Speaking at an Irish Examiner breakfast briefing in Cork this morning before his journey to Belfast, Simon Coveney said he hoped the tragedy in Derry last week, when journalist Lyra McKee was shot dead by dissident republicans, will be part of the catalyst needed to allow for a new beginning in politics in Ireland.
“I am meeting the Secretary of State Karen Bradley and hopefully we will have more to say after that meeting but that meeting needs to take place first before we start talking publicly about it,” he said.
He said the Irish and British governments, and the various political parties in Northern Ireland, are aware that Northern Ireland needs its own government and needs politics to work.
“We know what happens when politics doesn’t work in Northern Ireland and we’ve seen a tragic example of that in the last week,” he said.
“So the Secretary of State and I, and both governments are very aware of our responsibilities,” he said.
“We are co-guarantors of the Good Friday agreement and so we are meeting in Belfast again today and we will make a statement after that.
Both governments know that we have a responsibility to work together and to give both leadership and structure to help the parties to find a way of re-establishing a functioning Stormont and a functioning executive.
He said despite the strains of Brexit, both the Irish and British Government are united on this issue.
“I have a very close relationship with the Secretary of State. We work with all of the parties in Northern Ireland, and as I say we are co-guarantors of the Good Friday agreement,” he said.
“And with that comes responsibility to protect the institutions of the Good Friday agreement and, in this case, to reestablish them because they haven’t been active now for more than two years.
“So we are all going to work on that together and we will work closely with all of the political parties.”
But he said he didn’t think it was right to make a direct link between the political vacuum in Northern Ireland and the emergence of dissident groups.
He said her death was as a result of “totally irresponsible rioting” on the streets of Derry.
“It was a tragedy - somebody who was an amazing person has been taken from their family and from many others she influenced, because of dissident republican activity and reckless behaviour that not only endangered her fatally, but also endangered many other people, including the PSNI.
“But we have always said that the way to respond to that kind of warped thinking that comes from dissidents and paramilitaries is functioning politics.

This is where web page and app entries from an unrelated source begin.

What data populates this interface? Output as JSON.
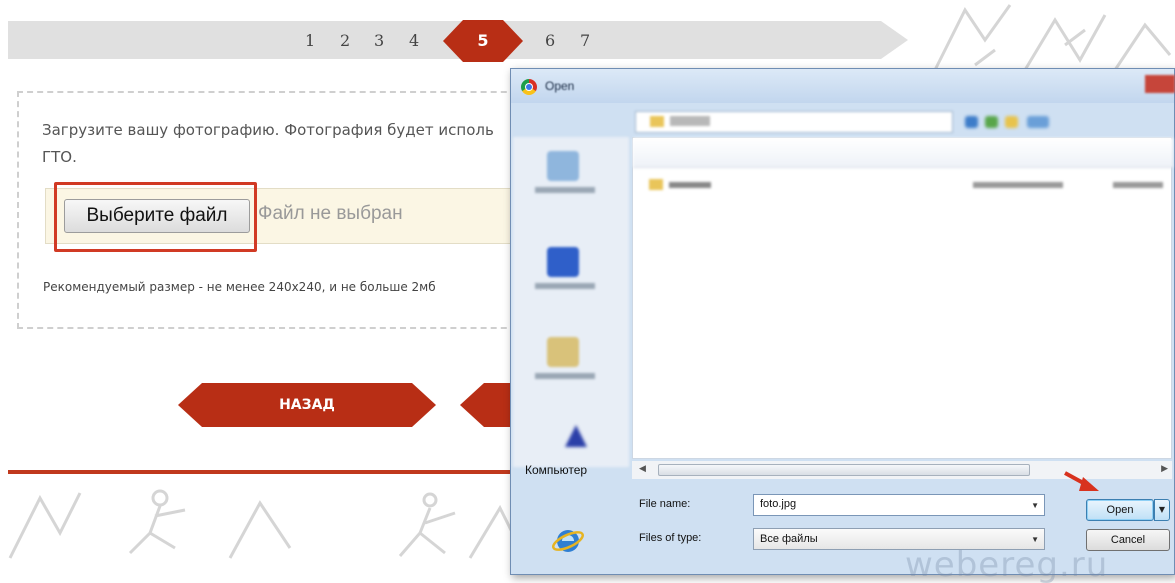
{
  "steps": {
    "items": [
      "1",
      "2",
      "3",
      "4",
      "5",
      "6",
      "7"
    ],
    "active": "5"
  },
  "upload": {
    "instruction_line1": "Загрузите вашу фотографию. Фотография будет исполь",
    "instruction_line2": "ГТО.",
    "choose_button": "Выберите файл",
    "no_file_text": "Файл не выбран",
    "recommendation": "Рекомендуемый размер - не менее 240x240, и не больше 2мб"
  },
  "navigation": {
    "back_label": "НАЗАД"
  },
  "dialog": {
    "title": "Open",
    "computer_label": "Компьютер",
    "file_name_label": "File name:",
    "file_name_value": "foto.jpg",
    "file_type_label": "Files of type:",
    "file_type_value": "Все файлы",
    "open_label": "Open",
    "cancel_label": "Cancel"
  },
  "watermark": "webereg.ru",
  "colors": {
    "accent_red": "#b82e15",
    "highlight_red": "#d13a24",
    "dialog_frame": "#cfe0f2",
    "file_field_bg": "#fbf6e4"
  },
  "icons": [
    "chrome-icon",
    "folder-icon",
    "computer-icon",
    "ie-globe-icon",
    "dropdown-arrow-icon",
    "red-arrow-icon"
  ]
}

“And those of us who are committed to that have an obligation to make it work - and that’s not easy.
“It’s not easy for political parties in Northern Ireland to do that.
Politics in Northern Ireland is challenging. It can be very polarised, partisan and very crude at times, and so to come together to find a compromise, to find middle-ground positions, to be generous towards competitors, isn’t easy.
“But we have seen the consequences over the last two years of the lack of political leadership in Northern Ireland in a structure, and a functioning executive and a functioning Stormont, which is what we need.
“I think the tragedy of the last week, I hope, will be part of the catalyst needed to allow for a new beginning for politics in Northern Ireland, and it’s up to the governments to work with parties to make sure that we can put a structure in place that can facilitate that.”